This campaign was begun by Shona Lewendon, who lives near Glasgow, in Scotland. She is not a professional campaigner, a journalist, or a politician. She is a single mother of three, someone who cared so much about the dolphin slaughter that she couldn’t do nothing. As she put it, “I realized that I was a person who had to become a ‘someone’ and try to do something about this.” So, after researching the Olympic Charter and the Sustainability Through Sport Agenda 21, she created an online petition to the IOC, the International Olympic Committee, and its president, Jacques Rogge. She points out that Japan’s actions with regard to the dolphin hunts actually contradict Olympic principles of environmental respect, and in addition clearly make Japan ineligible since it is not compliant with the terms set out in Agenda 21. It has garnered over 300,000 signatures in three months. The IOC’s final decision is on September 7th. We can do this. Allowing Japan to host the 2020 Olympics — as it desperately want to do — would be tacitly condoning the dolphin slaughter. NARN already participated in a demonstration outside the Japanese Consulate in February, and will be doing so again in June. Please take a MOMENT to sign now and a couple of hours to join us then.

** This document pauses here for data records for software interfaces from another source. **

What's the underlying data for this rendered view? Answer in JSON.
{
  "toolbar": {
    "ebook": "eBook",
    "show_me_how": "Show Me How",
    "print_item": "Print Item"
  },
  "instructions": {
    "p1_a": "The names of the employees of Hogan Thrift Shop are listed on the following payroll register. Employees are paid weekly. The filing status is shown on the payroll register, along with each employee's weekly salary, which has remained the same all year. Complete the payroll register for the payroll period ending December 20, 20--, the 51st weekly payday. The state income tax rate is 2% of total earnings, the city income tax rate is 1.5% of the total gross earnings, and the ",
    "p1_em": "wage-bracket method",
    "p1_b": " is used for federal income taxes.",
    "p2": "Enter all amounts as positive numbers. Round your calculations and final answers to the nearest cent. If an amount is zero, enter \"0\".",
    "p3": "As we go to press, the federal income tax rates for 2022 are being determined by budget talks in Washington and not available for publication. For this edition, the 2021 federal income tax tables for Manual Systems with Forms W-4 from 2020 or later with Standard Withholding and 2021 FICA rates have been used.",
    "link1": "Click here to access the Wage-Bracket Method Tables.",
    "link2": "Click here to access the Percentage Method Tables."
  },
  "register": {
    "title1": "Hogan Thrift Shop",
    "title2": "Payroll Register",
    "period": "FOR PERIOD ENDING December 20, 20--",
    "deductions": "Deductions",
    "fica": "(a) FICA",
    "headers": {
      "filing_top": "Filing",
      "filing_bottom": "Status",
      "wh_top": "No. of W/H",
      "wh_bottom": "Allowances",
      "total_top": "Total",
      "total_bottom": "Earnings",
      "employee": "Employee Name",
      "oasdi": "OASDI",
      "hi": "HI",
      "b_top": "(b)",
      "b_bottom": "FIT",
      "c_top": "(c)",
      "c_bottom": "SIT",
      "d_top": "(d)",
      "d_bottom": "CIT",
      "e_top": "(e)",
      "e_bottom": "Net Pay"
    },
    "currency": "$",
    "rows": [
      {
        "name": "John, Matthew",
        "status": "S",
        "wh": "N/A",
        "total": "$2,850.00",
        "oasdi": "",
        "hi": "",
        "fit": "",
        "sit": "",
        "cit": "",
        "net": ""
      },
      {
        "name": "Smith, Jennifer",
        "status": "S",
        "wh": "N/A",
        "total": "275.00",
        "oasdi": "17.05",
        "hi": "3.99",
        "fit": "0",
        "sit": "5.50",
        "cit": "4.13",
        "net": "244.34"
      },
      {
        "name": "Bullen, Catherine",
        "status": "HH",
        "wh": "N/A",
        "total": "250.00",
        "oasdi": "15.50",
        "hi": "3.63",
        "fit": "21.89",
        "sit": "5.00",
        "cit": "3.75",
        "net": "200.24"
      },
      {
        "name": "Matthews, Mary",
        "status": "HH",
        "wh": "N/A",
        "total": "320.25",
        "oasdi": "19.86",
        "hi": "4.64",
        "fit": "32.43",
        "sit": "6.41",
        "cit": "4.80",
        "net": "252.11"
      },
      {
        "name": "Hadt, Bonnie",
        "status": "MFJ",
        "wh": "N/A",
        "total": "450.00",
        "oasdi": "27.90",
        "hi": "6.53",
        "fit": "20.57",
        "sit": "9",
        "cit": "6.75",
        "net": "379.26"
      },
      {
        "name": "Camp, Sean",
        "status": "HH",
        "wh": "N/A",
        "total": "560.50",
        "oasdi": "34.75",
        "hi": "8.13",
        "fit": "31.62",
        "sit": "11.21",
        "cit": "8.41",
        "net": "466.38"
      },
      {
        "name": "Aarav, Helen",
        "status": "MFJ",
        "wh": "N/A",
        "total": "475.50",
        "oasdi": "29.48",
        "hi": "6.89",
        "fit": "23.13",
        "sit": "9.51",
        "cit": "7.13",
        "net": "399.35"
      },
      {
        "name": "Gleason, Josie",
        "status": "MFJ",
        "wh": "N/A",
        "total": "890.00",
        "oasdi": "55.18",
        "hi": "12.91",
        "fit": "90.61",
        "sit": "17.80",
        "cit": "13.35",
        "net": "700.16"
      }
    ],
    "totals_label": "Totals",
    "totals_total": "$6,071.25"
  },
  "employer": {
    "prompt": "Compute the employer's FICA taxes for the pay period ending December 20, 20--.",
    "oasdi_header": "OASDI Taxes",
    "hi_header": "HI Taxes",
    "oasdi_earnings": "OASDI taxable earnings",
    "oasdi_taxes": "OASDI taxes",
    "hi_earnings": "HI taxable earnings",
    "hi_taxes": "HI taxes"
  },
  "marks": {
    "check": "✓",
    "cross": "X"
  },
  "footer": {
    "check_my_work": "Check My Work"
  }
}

For those of you who do not yet know, the Japanese Government grant permits to the Taiji Fishermen’s Union to hunt 2,800 dolphins from September to April for slaughter & to supply the captivity trade. Babies are torn from their mothers, many dolphins witness the slaughter of their entire families before either being taken captive or killed. The manner in which they are killed is horrifically cruel and caused protracted agony. Despite worldwide protests, the hunt continues, in a roped-off cove, hidden under tarpaulins. Those taken captive are held in sea pens, starved and traumatized, while buyers are found. The lucky ones die waiting. Many alternatives that allow the continued employment of the “fishermen” have been suggested, including turning Taiji into a tourist attraction for whale and dolphin watching, but they are repeatedly rejected in the name of “tradition”.